“There are several elements hostile to unison singing, which in the community ought to be very rigorously weeded out. There is no place in worship where vanity and bad taste can so assert themselves as in the singing. First, there is the improvised second part that one encounters almost everywhere…It attempts to give the necessary background, the missing richness to the free-floating unison sound and in the process kills both the words and the sound. There are the bass or the alto voices that must call everybody’s attention to their astonishing range…There is also the solo voice that drowns out everything else…” Dietrich Bonhoeffer, Life Together, Fortress Press, 2015 (Reader’s Edition), pages 40 - 41.

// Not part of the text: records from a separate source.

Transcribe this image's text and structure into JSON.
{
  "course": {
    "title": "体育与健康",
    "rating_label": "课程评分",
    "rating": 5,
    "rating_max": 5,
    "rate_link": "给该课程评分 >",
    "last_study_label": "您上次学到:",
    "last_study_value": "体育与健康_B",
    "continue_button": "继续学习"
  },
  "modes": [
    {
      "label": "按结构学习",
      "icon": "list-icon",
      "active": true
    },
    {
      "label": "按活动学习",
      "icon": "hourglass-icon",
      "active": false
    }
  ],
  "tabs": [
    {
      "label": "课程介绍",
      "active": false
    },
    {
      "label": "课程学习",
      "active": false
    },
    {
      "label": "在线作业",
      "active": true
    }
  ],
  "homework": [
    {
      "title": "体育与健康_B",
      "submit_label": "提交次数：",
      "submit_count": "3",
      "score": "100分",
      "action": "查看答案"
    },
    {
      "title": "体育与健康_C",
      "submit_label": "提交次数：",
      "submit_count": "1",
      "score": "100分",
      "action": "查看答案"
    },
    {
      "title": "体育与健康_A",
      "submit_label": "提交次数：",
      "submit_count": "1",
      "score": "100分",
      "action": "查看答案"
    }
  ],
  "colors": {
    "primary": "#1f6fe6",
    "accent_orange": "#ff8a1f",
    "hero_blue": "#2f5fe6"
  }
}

This is a passage that could have been written differently, with a pastoral instructional “voice” in order to help us see how we can be sensitive to one another in the Lord when we sing together. The image of elements of singing being “very rigorously weeded out” is not helpful without pastoral guidance, and may indeed result in damage to life together should an overzealous and legalistic person aggressively apply the admonition to others. I can visualize Bonhoeffer viscerally reacting against groups and people he has experienced with a lingering aversion. We have all likely had times in which we’ve been in group settings that were not a good fit for us, settings in which, try as we might, we could not find harmony and comfort. In these settings it can be difficult to separate the visceral from the objective; sometimes what we feel may not be what is actually there – in other words what we think is objectively true as a result of our feelings may not be true. Sometimes our feelings deceive us, sometimes our minds deceive us, sometimes they both deceive us, sometimes they both testify to the truth – let us hope the latter becomes our norm.

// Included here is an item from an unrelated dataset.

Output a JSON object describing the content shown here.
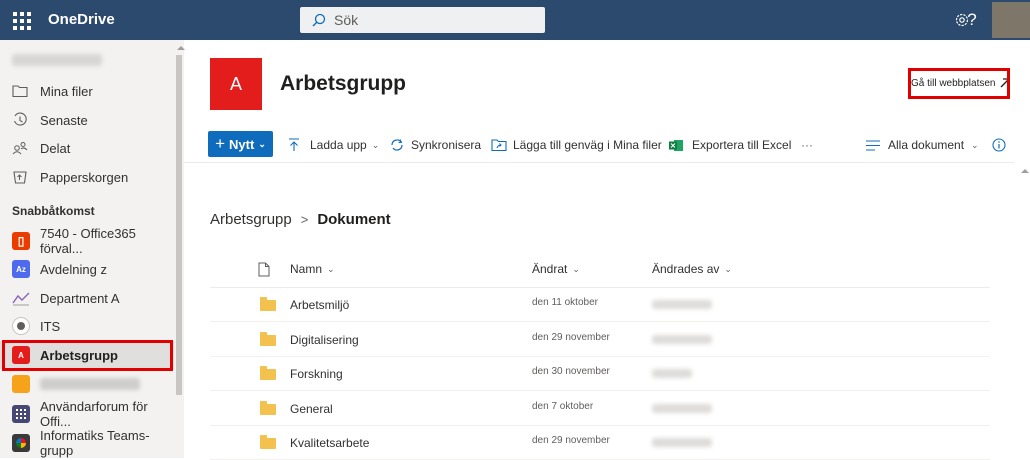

I am surprised by Bonhoeffer’s comment about “the improvised second part” because he loved the distinctive singing of the African-American church and he played recordings of its singing to friends and students. So he must have been thinking of another environment when he wrote these words about “the improvised second part”; this is a caution for all of us as to what can happen when we allow a bad experience to color our thinking to the point that we make blanket statements that cause us to forget the beauty we’ve seen elsewhere and which can adversely affect the thinking and actions of others. Living with imperfection is an element of life together and we can called to cultivate the virtue of longsuffering.
Singing “parts” and background and improvisation can be just as much an expression of gifts and graces as it can be of vanity; it can be joyous when there are those among us who know how to provide dimensions to singing and music that complement the music and singing of the rest of us. Yes, there can be much vanity involved in singing and music – but there can also be much vanity in preaching and teaching – there is the potential for vanity, vanity, vanity everywhere, both in us and among us – I have more than my share – not to mention the collective vanity we can cultivate as congregations and traditions and movements. We do well to remember Bonhoeffer’s admonition that the music must be the servant of the Word.